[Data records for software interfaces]
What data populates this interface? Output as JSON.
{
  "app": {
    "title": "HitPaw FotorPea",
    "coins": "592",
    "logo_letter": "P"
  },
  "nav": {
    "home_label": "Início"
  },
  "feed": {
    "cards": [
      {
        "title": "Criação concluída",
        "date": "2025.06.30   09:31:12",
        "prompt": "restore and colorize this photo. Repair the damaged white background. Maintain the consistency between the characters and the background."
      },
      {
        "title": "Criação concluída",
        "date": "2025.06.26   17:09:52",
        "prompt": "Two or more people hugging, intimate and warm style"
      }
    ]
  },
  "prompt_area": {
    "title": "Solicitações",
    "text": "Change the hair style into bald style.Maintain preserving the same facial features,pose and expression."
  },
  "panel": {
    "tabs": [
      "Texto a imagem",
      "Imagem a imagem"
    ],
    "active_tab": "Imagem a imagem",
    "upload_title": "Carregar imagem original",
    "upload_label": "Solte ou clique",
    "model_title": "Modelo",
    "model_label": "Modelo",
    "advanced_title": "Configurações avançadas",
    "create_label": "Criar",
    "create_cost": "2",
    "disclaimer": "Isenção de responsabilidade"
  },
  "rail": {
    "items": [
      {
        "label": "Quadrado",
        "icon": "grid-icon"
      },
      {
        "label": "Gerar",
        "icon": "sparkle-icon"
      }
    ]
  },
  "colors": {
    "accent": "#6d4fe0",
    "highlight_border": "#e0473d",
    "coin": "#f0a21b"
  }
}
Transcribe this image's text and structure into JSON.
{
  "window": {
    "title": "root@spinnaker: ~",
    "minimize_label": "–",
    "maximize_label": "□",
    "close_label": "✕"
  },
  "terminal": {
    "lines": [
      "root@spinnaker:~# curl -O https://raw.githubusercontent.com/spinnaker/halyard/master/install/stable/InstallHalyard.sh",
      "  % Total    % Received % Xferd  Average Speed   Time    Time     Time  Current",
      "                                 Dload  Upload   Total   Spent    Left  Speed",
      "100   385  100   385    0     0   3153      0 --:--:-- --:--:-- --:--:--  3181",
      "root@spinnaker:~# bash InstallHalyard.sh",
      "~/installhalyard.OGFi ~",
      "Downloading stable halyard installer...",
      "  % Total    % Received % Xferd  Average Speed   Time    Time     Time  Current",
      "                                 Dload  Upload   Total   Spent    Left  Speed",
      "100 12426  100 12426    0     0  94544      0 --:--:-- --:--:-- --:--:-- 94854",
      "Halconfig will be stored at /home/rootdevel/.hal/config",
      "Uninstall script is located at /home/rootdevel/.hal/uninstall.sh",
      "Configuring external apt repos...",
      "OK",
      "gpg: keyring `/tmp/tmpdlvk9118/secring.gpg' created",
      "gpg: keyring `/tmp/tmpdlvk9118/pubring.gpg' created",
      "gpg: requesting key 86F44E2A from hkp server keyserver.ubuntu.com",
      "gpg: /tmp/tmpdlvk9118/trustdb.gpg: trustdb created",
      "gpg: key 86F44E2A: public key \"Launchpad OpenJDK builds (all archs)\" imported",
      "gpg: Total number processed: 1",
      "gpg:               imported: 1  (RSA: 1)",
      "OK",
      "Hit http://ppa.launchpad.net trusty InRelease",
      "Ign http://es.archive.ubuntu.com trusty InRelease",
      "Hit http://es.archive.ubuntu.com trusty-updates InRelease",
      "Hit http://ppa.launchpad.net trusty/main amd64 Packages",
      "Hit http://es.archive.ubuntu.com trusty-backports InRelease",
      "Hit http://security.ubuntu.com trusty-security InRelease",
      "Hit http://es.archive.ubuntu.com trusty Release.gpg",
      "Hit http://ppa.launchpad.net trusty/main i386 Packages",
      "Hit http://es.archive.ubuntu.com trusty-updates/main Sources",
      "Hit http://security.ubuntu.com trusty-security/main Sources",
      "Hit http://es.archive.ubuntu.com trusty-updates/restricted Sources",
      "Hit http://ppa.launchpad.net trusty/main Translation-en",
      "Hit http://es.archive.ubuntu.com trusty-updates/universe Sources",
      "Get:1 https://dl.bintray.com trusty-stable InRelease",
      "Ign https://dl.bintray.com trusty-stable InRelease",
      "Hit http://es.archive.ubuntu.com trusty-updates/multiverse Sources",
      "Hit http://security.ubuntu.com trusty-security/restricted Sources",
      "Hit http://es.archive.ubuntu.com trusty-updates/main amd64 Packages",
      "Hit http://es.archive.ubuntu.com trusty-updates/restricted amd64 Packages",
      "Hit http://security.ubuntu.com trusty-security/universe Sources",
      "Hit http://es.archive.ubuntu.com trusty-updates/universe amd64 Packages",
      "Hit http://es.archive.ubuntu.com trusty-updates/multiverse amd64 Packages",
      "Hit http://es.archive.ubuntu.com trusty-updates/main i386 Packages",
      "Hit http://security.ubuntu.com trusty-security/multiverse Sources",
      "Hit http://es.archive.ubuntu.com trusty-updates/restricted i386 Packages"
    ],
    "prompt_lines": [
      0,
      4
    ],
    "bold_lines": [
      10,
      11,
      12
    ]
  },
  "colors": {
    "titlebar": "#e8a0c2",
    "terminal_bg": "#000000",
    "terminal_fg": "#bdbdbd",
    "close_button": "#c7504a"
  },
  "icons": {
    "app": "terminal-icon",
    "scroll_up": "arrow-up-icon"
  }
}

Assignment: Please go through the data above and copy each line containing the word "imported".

Result of the exercise:
      "gpg: key 86F44E2A: public key \"Launchpad OpenJDK builds (all archs)\" imported",
      "gpg:               imported: 1  (RSA: 1)",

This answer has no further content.